Copy out all lines in the data below containing the string "icon".

____ Dataset content

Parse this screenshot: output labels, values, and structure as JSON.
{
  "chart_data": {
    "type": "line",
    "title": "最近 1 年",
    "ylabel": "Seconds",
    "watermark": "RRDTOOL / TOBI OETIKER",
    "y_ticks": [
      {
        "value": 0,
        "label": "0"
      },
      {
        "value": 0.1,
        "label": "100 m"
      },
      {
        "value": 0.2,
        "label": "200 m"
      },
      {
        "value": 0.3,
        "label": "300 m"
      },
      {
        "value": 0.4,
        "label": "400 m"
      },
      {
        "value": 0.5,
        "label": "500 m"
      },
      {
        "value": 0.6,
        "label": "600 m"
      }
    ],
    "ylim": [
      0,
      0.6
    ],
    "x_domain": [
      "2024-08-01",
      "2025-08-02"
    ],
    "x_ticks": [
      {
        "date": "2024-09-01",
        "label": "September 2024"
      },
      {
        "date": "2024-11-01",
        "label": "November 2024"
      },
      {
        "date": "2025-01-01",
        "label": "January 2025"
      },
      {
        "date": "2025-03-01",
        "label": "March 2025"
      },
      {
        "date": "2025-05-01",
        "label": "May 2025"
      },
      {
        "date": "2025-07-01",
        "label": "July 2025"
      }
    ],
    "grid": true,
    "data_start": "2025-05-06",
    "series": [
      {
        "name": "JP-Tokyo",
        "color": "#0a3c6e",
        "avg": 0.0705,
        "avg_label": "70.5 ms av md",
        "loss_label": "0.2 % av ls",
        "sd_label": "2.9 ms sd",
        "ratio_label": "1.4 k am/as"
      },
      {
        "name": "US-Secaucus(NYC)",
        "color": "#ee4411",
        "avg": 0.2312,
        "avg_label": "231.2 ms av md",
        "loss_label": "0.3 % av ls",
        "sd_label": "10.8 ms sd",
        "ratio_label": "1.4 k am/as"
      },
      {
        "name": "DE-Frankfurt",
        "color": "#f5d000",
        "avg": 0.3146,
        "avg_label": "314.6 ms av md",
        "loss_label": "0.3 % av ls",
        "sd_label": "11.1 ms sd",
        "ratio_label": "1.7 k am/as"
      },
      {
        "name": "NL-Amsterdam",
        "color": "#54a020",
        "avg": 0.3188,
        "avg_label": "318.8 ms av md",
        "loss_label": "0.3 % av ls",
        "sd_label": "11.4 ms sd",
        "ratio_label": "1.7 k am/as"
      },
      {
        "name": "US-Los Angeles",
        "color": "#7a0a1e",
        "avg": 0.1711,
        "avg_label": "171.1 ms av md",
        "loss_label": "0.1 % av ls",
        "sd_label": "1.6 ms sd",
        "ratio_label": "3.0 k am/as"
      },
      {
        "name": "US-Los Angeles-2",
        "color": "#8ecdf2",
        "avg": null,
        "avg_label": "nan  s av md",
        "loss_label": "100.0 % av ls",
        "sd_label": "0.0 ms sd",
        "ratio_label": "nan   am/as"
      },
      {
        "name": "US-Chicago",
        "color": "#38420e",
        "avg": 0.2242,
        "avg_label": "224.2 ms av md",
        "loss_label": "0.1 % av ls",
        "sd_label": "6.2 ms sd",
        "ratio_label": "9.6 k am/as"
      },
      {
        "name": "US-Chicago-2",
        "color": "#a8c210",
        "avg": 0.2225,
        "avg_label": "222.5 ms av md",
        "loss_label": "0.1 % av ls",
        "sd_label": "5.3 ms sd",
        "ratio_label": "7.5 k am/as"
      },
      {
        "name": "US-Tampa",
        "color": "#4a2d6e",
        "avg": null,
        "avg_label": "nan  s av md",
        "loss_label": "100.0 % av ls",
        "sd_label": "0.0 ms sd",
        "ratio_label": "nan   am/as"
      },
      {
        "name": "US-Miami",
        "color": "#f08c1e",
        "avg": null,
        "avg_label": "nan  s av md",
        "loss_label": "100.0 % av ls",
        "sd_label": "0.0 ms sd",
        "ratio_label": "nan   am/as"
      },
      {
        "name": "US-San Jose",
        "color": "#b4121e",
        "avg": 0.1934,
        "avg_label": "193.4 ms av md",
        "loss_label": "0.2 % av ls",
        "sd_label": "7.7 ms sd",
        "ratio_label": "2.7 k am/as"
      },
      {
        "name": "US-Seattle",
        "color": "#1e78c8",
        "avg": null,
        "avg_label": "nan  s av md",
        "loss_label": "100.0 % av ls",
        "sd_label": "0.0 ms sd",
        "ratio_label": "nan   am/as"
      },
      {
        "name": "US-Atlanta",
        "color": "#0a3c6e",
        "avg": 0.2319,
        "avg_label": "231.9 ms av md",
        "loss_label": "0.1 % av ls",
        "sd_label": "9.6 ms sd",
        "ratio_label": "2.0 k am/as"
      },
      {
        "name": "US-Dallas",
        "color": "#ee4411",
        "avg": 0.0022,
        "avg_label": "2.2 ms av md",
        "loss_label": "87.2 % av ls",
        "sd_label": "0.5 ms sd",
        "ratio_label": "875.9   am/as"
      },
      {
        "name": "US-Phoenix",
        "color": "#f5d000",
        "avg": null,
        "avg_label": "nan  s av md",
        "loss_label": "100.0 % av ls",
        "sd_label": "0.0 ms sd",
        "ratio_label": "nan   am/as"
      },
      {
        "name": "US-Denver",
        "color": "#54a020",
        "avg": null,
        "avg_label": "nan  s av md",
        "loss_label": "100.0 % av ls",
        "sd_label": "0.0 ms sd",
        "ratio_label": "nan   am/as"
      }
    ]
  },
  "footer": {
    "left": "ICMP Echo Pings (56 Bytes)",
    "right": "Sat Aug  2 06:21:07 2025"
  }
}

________
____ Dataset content

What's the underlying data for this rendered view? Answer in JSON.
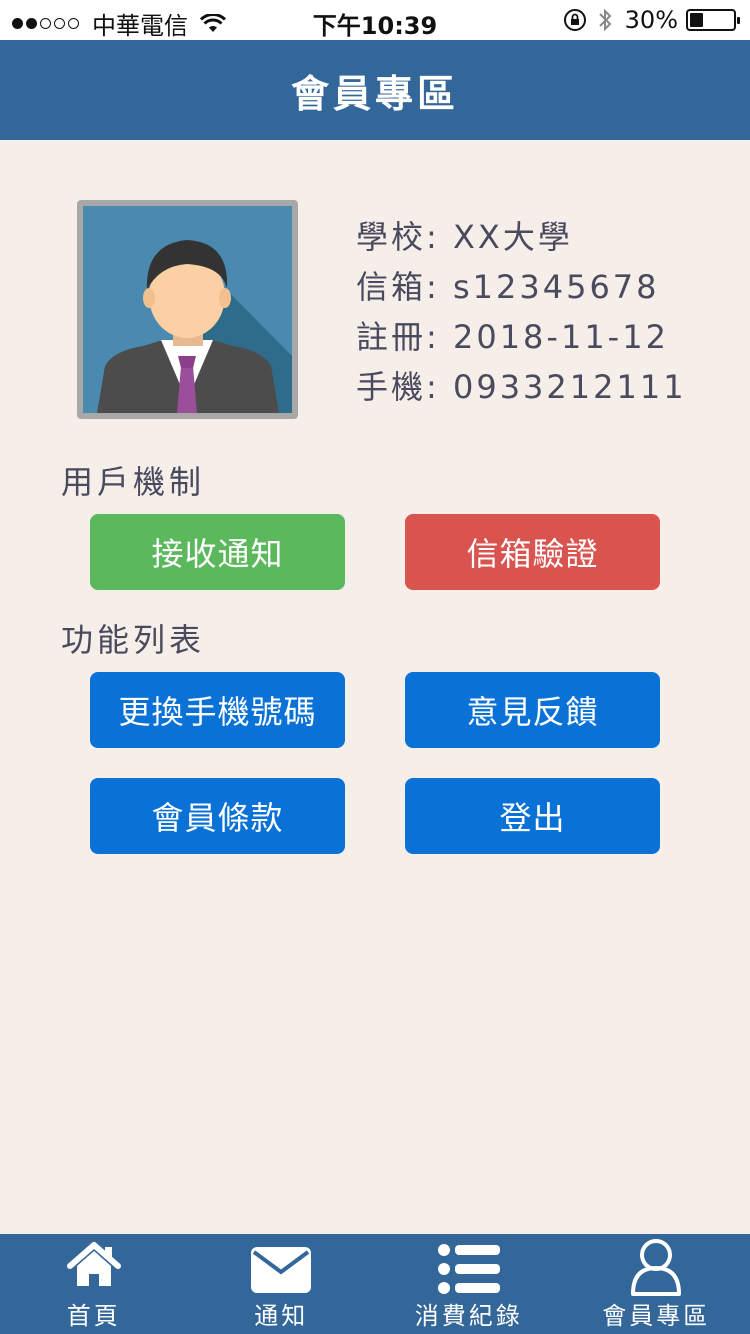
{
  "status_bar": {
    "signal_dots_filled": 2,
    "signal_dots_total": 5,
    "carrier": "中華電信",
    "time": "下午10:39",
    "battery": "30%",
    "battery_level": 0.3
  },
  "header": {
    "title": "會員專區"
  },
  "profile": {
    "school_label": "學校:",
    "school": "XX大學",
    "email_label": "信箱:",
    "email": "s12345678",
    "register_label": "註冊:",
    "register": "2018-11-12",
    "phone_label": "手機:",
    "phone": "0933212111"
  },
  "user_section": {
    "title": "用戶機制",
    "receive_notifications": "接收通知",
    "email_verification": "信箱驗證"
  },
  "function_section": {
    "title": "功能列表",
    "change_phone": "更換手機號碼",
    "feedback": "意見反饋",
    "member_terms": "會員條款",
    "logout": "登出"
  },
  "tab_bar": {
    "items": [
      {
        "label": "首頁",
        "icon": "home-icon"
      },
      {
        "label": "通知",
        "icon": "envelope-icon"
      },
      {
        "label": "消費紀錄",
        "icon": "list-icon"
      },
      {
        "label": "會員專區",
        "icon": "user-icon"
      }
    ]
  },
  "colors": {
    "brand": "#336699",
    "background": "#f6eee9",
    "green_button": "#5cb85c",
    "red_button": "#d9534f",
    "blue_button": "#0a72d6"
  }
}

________
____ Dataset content

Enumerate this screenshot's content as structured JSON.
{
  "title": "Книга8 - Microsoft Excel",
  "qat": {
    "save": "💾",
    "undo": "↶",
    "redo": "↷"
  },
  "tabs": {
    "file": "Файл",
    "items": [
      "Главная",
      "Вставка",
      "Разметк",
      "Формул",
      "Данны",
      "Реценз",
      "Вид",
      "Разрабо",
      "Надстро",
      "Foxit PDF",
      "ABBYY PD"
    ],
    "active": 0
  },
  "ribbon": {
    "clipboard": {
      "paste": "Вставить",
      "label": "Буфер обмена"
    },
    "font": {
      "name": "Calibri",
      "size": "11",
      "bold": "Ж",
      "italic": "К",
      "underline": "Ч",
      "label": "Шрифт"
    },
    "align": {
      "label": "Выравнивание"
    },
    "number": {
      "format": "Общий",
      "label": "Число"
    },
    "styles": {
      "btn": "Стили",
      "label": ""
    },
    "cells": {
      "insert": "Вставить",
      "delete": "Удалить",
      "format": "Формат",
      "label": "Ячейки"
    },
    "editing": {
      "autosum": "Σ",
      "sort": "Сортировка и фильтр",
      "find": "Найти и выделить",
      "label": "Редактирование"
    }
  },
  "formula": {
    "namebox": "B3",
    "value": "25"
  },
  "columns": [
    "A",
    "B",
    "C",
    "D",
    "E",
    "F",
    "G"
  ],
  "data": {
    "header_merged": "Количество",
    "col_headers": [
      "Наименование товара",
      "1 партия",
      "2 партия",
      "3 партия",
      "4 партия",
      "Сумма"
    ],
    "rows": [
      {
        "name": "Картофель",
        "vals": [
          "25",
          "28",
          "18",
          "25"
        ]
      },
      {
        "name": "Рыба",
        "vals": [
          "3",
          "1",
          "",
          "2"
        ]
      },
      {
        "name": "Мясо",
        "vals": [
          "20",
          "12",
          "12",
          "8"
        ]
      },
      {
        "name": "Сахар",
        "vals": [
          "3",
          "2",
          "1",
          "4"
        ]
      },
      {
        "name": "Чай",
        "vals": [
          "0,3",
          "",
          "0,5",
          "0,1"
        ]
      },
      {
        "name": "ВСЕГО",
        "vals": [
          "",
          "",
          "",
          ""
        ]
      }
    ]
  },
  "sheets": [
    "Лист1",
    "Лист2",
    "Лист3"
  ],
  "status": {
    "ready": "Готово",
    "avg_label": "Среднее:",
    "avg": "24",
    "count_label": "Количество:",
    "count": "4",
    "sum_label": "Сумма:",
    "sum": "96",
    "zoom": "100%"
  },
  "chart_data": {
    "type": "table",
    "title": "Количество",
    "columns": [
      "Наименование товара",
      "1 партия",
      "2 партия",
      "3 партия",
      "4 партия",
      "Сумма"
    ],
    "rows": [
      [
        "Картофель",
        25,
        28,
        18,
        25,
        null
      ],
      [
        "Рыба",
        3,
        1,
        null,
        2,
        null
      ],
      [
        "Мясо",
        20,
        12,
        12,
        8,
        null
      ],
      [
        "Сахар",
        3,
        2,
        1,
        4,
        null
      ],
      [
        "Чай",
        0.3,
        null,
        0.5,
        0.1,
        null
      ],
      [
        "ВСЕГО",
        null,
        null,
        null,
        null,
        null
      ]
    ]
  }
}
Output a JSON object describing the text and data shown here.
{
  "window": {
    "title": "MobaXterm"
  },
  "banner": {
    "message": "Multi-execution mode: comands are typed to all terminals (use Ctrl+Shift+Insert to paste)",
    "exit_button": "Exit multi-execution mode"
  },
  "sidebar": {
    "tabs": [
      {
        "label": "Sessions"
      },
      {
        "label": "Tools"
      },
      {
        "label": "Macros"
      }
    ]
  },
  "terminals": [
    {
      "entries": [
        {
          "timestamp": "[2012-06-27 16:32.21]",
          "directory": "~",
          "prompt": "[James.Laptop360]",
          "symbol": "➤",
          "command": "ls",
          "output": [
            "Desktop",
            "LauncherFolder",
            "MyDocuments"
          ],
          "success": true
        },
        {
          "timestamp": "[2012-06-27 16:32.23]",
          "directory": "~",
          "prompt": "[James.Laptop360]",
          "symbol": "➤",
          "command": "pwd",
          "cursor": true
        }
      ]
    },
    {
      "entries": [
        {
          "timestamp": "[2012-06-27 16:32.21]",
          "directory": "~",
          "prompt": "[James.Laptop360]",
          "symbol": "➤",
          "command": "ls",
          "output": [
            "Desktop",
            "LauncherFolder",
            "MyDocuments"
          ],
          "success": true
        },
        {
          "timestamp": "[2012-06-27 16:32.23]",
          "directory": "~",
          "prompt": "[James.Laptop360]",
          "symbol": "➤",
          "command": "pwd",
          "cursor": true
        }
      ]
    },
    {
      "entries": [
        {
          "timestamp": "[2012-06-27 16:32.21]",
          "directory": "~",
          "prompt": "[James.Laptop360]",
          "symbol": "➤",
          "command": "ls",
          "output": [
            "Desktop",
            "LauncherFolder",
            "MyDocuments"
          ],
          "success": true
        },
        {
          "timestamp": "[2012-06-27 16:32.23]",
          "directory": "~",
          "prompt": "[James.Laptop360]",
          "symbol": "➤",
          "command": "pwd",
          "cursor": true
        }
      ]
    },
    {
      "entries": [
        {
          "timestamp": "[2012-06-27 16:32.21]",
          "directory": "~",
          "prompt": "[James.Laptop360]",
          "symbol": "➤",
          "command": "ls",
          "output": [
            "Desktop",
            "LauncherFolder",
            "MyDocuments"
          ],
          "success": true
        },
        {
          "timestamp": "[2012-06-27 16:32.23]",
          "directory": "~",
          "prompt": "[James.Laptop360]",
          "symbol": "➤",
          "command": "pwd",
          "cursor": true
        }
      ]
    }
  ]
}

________

— Response to this task —
        "icon": "home-icon"
        "icon": "envelope-icon"
        "icon": "list-icon"
        "icon": "user-icon"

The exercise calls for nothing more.